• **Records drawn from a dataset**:
============================================================
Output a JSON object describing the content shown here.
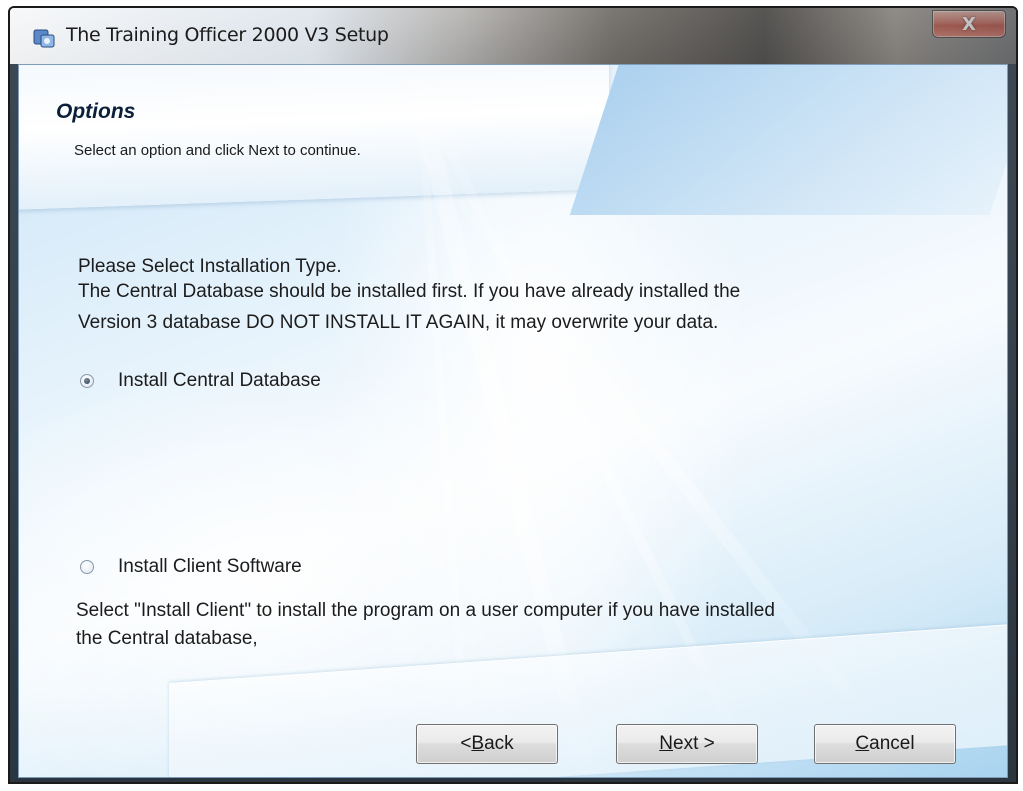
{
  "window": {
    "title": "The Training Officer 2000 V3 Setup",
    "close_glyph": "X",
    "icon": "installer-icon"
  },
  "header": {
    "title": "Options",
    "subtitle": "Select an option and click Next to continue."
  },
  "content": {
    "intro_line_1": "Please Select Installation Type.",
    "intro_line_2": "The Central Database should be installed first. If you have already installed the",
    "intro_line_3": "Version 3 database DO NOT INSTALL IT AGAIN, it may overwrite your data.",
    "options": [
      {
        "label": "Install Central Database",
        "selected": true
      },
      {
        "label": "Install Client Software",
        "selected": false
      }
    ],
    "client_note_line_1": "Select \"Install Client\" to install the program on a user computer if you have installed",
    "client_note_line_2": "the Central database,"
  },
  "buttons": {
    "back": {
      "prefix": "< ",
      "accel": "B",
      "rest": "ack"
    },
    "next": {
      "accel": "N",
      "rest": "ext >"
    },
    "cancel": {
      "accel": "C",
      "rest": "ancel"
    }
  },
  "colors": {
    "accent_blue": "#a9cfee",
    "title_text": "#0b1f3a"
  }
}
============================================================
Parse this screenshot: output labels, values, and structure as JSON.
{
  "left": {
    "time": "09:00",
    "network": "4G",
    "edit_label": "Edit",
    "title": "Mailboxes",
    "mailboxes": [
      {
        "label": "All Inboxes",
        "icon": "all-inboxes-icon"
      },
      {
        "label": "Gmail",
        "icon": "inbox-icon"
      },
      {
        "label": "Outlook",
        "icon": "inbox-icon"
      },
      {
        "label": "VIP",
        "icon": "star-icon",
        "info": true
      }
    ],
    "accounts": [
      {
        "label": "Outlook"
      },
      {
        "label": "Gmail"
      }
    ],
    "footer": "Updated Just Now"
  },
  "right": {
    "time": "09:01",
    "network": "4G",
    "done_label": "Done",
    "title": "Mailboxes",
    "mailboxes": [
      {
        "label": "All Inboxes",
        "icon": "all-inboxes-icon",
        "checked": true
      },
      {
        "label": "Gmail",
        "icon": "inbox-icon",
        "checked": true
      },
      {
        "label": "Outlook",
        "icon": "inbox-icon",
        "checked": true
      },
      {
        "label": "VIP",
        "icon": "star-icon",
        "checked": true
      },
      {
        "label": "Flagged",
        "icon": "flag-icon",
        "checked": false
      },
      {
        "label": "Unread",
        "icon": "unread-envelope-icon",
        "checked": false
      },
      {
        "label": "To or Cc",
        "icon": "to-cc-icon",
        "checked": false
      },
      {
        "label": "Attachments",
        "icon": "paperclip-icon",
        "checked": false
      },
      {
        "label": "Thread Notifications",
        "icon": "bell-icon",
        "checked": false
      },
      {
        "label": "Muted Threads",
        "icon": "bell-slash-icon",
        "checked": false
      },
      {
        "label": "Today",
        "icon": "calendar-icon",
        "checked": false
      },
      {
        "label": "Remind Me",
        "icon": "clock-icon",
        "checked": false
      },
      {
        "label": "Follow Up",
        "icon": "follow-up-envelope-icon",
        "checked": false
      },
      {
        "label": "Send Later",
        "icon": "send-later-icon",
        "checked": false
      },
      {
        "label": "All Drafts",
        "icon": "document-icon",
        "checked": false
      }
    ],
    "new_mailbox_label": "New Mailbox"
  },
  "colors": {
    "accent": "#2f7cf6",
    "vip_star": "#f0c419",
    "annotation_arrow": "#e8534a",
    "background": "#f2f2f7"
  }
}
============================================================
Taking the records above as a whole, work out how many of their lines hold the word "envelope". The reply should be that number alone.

2